Rhythm is never effortless. To achieve it, you must start rewriting in your head and then continue rewriting on the page. The hallmark of a seductive style is to extend natural speech rhythm over the distance of a complex sentence. In speech, Gore Vidal has always been a famous wit; and probably a well-rehearsed one, like Disraeli or Oscar Wilde. The rehearsed epigram is a piece of writing in itself. Kingsley Amis loathed the prepared epigram, but his own aphoristic remarks in conversation, though they sounded spontaneous, frequently bore the telltale signs of having been made ready: they were well made like an army bed, the polished kit precisely arranged on a blanket stretched tight, with hospital corners. Vidal chose the right place, where he could be properly overheard, to launch his salute for the nuptial arrangements of two Broadway artistes: “The rocks in his head fit the holes in hers.” But he didn’t choose just the delivery point, he chose the syntactical balance. Developed over a lifetime, this mastery of construction finally yielded a prose style that could express the most complicated argument as if it were being spoken. Many of his juniors, of whom I am only one, learned a lot from his example—and at a time in our own careers when we thought that we had already learned everything. But one of the things I learned incidentally was that Vidal’s transparent style could transmit a false argument as persuasively as it could express a true one. Vidal was at the height of his written eloquence when he began to advance his thesis that the United States provoked Imperial Japan into a war in the Pacific. The kind of proof he offered was on a par with Hitler’s proof that Poland had provoked Germany into a war in 1939, but the way he offered it was dazzling. Vidal’s bizarre démarche has quite serious implications for the world outlook of my own country’s intelligentsia—who should, in my view, be on their guard against any attempt to give aid and comfort to Japan’s recidivist right wing—but what matters here is that there could be no more cavernous discrepancy between the thing said and the way of saying it. The two things really are disjunct, and can be made to seem otherwise only by craft. Hazlitt, when he praised Burke’s style, was appreciating an artefact, and probably knew that he was. The penalities for not knowing are very large. When we start believing that a statement must be true simply because it is arrestingly put, we are in the first stages of being spellbound, and the later stages are a kind of slavery.

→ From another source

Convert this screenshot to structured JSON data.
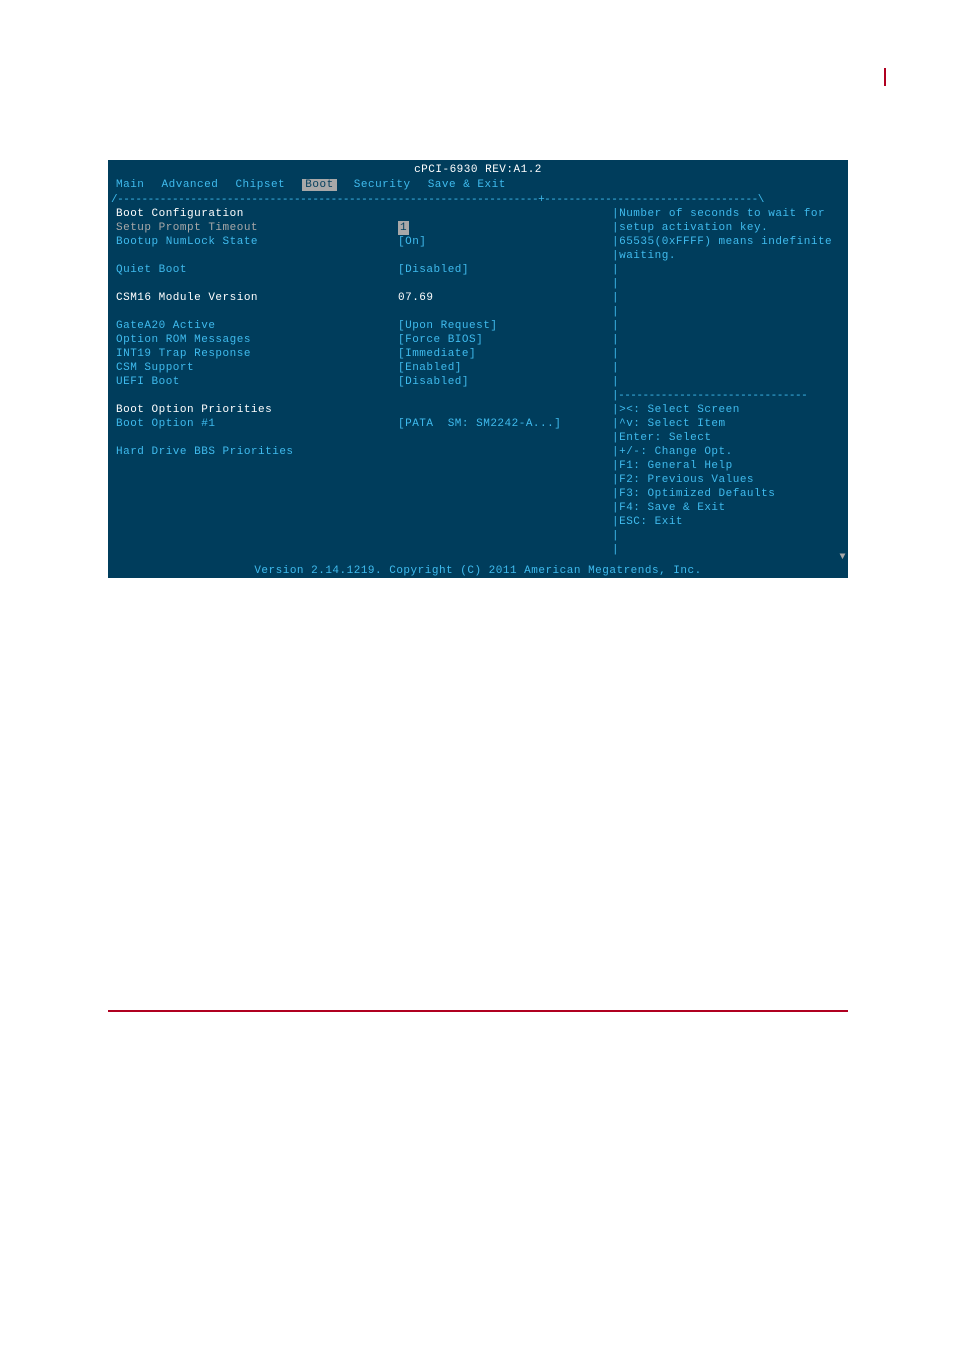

What is the use of being moral in a night-cellar, or wise in Bedlam?

This reproduces the cadences of Sir Thomas Browne’s “splendid in ashes, and pompous in the grave.” The comma is the giveaway; it is placed at the same point of balance, as a fulcrum; and then the beam tips, as if your glance had weight. Echoes of a predecessor’s rhythm, pace and melody are rarely accidental. Hazlitt had read Browne’s sentence and remembered it. The words might not match, but everything else does. These underlying templates are the true transmission tunnels of influence from writer to writer through the ages, and the hardest thing for scholarship to get at. In painting, the echoes of shape are easier to detect. Kenneth Clark writes convincingly about Rembrandt’s absorption of every striking outline in the Renaissance: Rembrandt took in the shapes, rather than the iconography. It is the means, rather than the meaning, that travels through time.